Working on Sustainable Developments Goals at ITC How local actions contribute to sustainable and inclusive societies

The Sustainable Development Goals are the blueprint to achieve a better and more sustainable future for all. They address the global challenges we face, including those related to poverty, inequality, climate, environmental degradation, prosperity, and peace and justice. Every year around 25 September, there is the annual SDG Action Day, which brings extra attention to the SDGs. This year, there is a specific focus on local actions that contribute to sustainable and inclusive societies. 

Dutch universities have been making an effort to contribute to the Sustainable Development Goals (SDGs) for some years now. The SDG dashboard makes it easier to understand to which degree this applies to various goals. Areas in which the University of Twente’s faculty of Geo-Information Science and Earth Observation are active include those related to the Climate Action, Peace, Justice, and Strong Institutions, Clean Water and Sanitation, and Zero Hunger SDGs. Listed below are three examples of articles that were published in recent years and have a clear link to the Sustainable Development Goals:

1. Food Security: the global burden of pathogens and pests on food crops
2. Reduced Inequalities: a new global map to assess inequality in accessibility
3. Peace, Justice, and Strong Institutions: limits of the land, a pilot for land in peace projects 

Global Challenges, Local Actions

We recognize that global 21st-century challenges call for careful regional and local level consideration via active engagement across scientific disciplines. Through ITC’s Global Challenges – Local Action course, our student awareness is raised to these issues. Building on the educational specialization tracks of the Master Geo-information Science and Earth Observation (M-Geo), not only do students learn about the Sustainable Development Goals, such as climate action, zero hunger, sustainable cities and communities, affordable and clean energy, clean water availability, but they also apply their geo-spatial and disciplinary knowledge and skills. Read more on this via this link

Mapping for a Sustainable World

Well-designed maps and diagrams can assist in achieving these goals. With this in mind, the International Cartographic Association together with United Nations Geospatial Information Section has written the book Mapping for a Sustainable World. One of the main writers was Menno-Jan Kraak, UT Professor in Geovisual Analytics and Cartography (Faculty of ITC).

Figure 1. Interactive dashboard on SDG indicator 9.4.1 on CO2 emissions.

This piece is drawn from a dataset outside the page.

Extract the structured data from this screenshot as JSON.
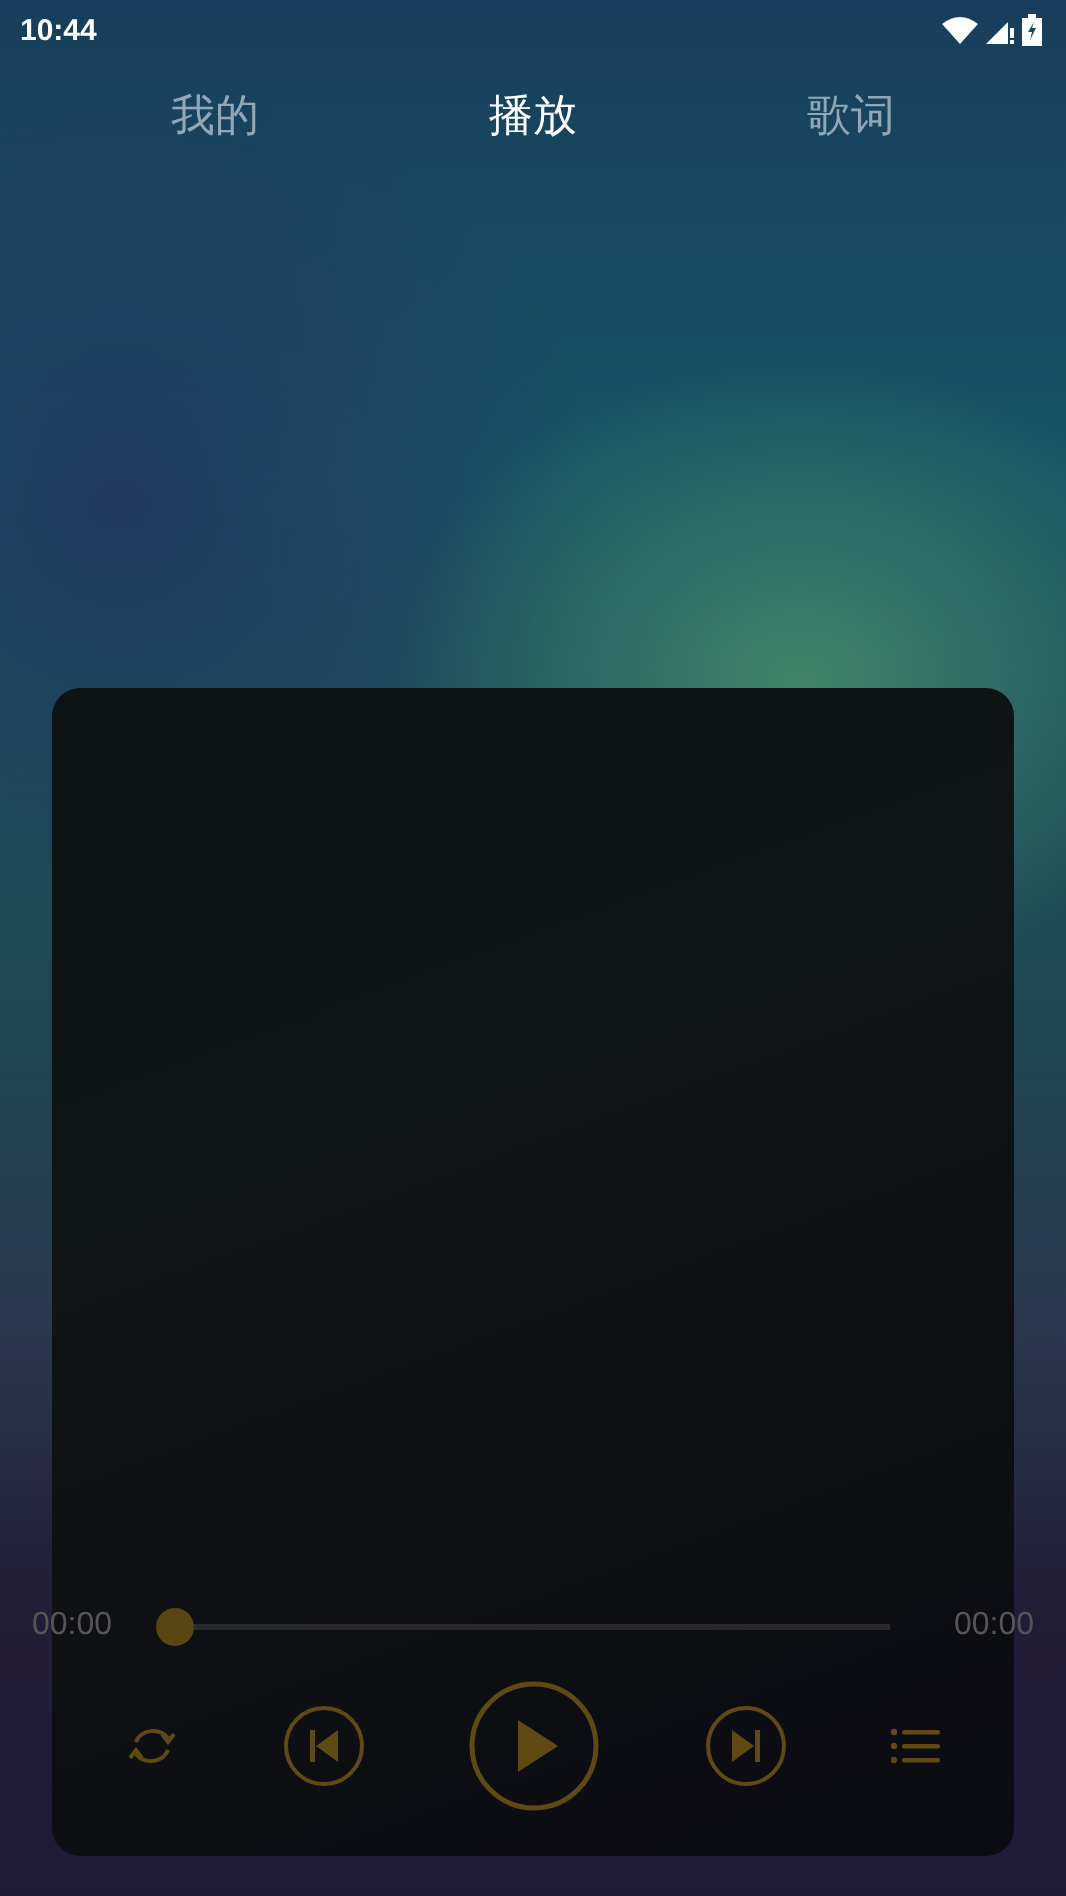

More information

Visit the VSNU website for more information on the SDG dashboard. On SDGnederland.nl you can learn more about the Dutch SDG Action Days. 

R. Kwakman MSc (Robin)
Communication Advisor (Faculty ITC)